A young girl was rescued from harsh ocean waves, thanks to the combined efforts of two local men and a set of lucky circumstances.
Neil Garrett of Santee and his wife, Amber, were walking the beach at La Jolla Shores north of Scripps Memorial Pier on May 14. His three sons, ages 5, 8 and 10, were kickboarding in shallower waves, often interacting with a 10-year-old girl using a bodyboard nearby.
“Her dad was playing with her at first,” Garrett said of the girl, whose name is unknown. “He went out to surf the big waves.”
The girl’s mother was walking the beach and lost sight of her, Garrett said.
Bird Rock resident Jack Barone, who was surfing several yards out, said the day’s conditions were rough, with “high surf and low intervals, which means the waves were crashing very quickly one after another.”
There also was a “really gnarly riptide about 30 yards wide,” he said.
Garrett said the girl’s father went ashore from surfing and screamed “Where is she?” to her mother, and the parents began a frantic search of the waves.
Garrett and his wife joined the search, scanning the beach. “There were no lifeguards nearby at the moment,” he said.
The search was difficult, Garrett said, because “the waves were so constant; there were a lot of blind spots in between the waves.”
"[The girl is] nowhere to be seen,” he said.
The girl’s mother headed north to make sure she hadn’t wandered off. The father ran south to alert the lifeguards at The Shores towers, Garrett said.
“Five minutes go by of me looking by myself, and I just don’t see her,” Garrett said. “I said to my wife, ‘If she is out there, her chances aren’t good.’
“As I’m saying that, I see a little black spot. It looked like a sea lion. But [the girl] did have dark hair.”
Garrett handed his wallet, keys and phone to his wife and walked into the water until he couldn’t stand.
“I start swimming. I get through three big swells before I come up on her. She’s unconscious, unresponsive,” he said. “I’m yelling at her, ‘Can you hear me? I’m here for you; I’m going to get you to shore.’
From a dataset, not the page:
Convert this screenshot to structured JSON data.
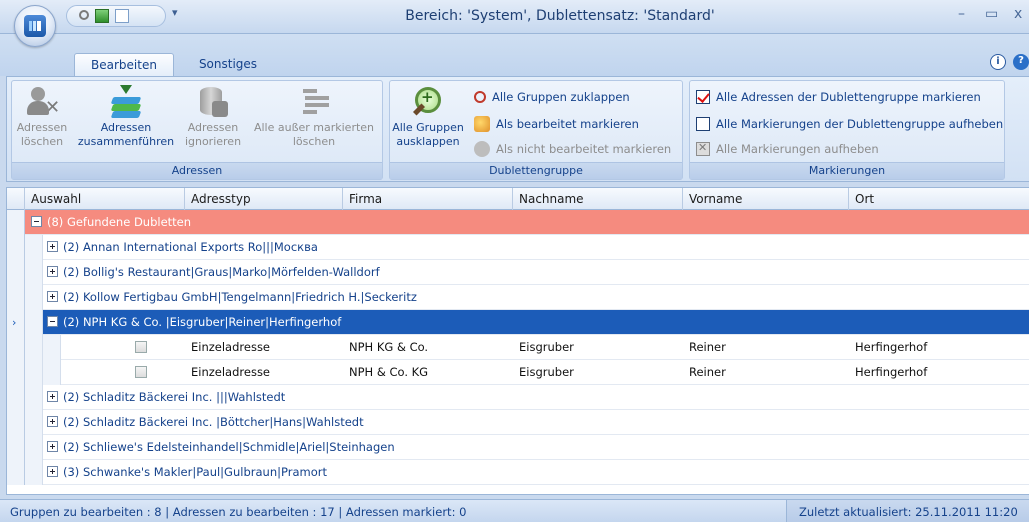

“I grab her left arm and pull it over my shoulder, propping it against my chest. She looks dead to me, blue in the face, white and purple lips. I start to sidestroke with one arm, holding onto her,” Garrett said. But his efforts didn’t get them very far.
“A big wave hits me; it pushes us both down pretty far,” he said. “The undertow sucks us right back, further out than where I found her.”
Panicked and fatigued from treading water and struggling to hold the girl, Garrett worried for his own safety. “I [was] wondering if I have to let her go to save my own life,” he said.
Several yards away, Barone “caught the perfect wave” that “ran me … right into where she was,” he said. “They were getting sloshed in the impact zone, which is where all the waves are breaking.”
Garrett said Barone “looked at me in disbelief. I yelled, ‘Help me save her.’ He acts quick, throws her on the board.”
Barone kicked behind his surfboard, getting himself and the girl to shore while Garrett swam behind them.
From the moment the girl was brought in, it was an “all-hands effort” to save her, Garrett said. He yelled to his wife, who alerted the girl’s mother and called 911. Garrett’s eldest son ran to flag down the lifeguards in their trucks while Barone began performing CPR.
Moments later, Garrett said, the still-unconscious girl began coughing up water.
“Lumps of sand come pouring out of her mouth,” he said.
Barone said he couldn’t believe the “copious amounts of water coming out of such a small body. I turned her head sideways to [help her avoid] asphyxiation.”
Lifeguards and paramedics arrived and took over the CPR efforts, according to Monica Muñoz, a representative of the San Diego Fire-Rescue Department.
“It’s chaos, fast as can be,” Garrett said. “They loaded her into this ambulance beach truck and drove off with the parents.”
Barone checked in later with the lifeguards, who said the girl was “stable, breathing and conscious” by the time she was taken to a hospital. Muñoz confirmed that.
After hearing the girl had regained consciousness, Garrett marveled at the providence that day, “first to show her to me and to bring Jack right to us. There were angels in the ocean that day.”
Barone, who called his involvement “a crazy happenstance,” said he’s “very grateful to have been able to do something for her and that family.”
Garrett expressed gratitude for Barone’s help and all who “came together to save this little girl’s life.” ◆